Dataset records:
Start of Block
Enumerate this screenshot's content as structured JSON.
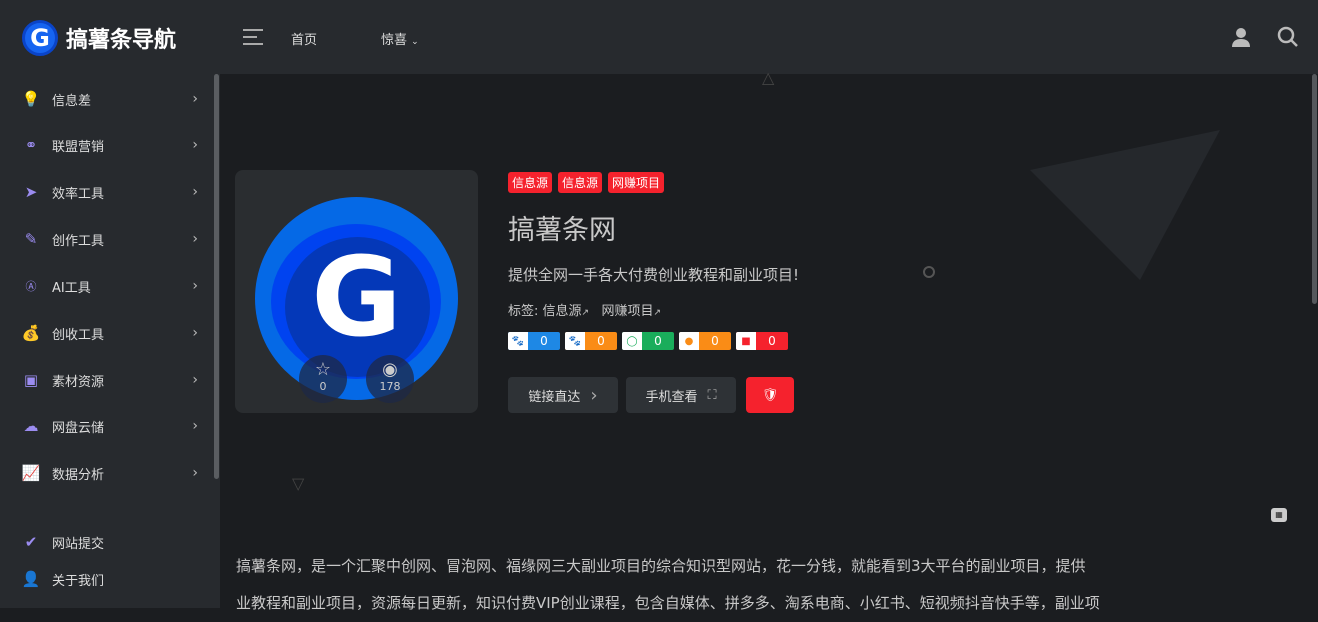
{
  "header": {
    "logo_letter": "G",
    "site_name": "搞薯条导航",
    "nav": [
      "首页",
      "惊喜"
    ]
  },
  "sidebar": {
    "items": [
      {
        "label": "信息差",
        "icon": "bulb-icon"
      },
      {
        "label": "联盟营销",
        "icon": "network-icon"
      },
      {
        "label": "效率工具",
        "icon": "send-icon"
      },
      {
        "label": "创作工具",
        "icon": "pen-icon"
      },
      {
        "label": "AI工具",
        "icon": "ai-icon"
      },
      {
        "label": "创收工具",
        "icon": "money-bag-icon"
      },
      {
        "label": "素材资源",
        "icon": "image-icon"
      },
      {
        "label": "网盘云储",
        "icon": "cloud-icon"
      },
      {
        "label": "数据分析",
        "icon": "chart-icon"
      }
    ],
    "bottom": [
      {
        "label": "网站提交",
        "icon": "check-circle-icon"
      },
      {
        "label": "关于我们",
        "icon": "user-icon"
      }
    ]
  },
  "site": {
    "logo_letter": "G",
    "favorites": "0",
    "views": "178",
    "categories": [
      "信息源",
      "信息源",
      "网赚项目"
    ],
    "title": "搞薯条网",
    "description": "提供全网一手各大付费创业教程和副业项目!",
    "tags_label": "标签:",
    "tags": [
      "信息源",
      "网赚项目"
    ],
    "rankings": [
      {
        "icon": "baidu-icon",
        "value": "0",
        "color": "#1e88e5"
      },
      {
        "icon": "sogou-icon",
        "value": "0",
        "color": "#fa8c16"
      },
      {
        "icon": "360-icon",
        "value": "0",
        "color": "#1aad5b"
      },
      {
        "icon": "shenma-icon",
        "value": "0",
        "color": "#fa8c16"
      },
      {
        "icon": "toutiao-icon",
        "value": "0",
        "color": "#f5222d"
      }
    ],
    "buttons": {
      "visit": "链接直达",
      "mobile": "手机查看"
    }
  },
  "article": {
    "lines": [
      "搞薯条网，是一个汇聚中创网、冒泡网、福缘网三大副业项目的综合知识型网站，花一分钱，就能看到3大平台的副业项目，提供",
      "业教程和副业项目，资源每日更新，知识付费VIP创业课程，包含自媒体、拼多多、淘系电商、小红书、短视频抖音快手等，副业项"
    ]
  }
}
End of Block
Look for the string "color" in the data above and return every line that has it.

Exercise solution.
        "color": "#1e88e5"
        "color": "#fa8c16"
        "color": "#1aad5b"
        "color": "#fa8c16"
        "color": "#f5222d"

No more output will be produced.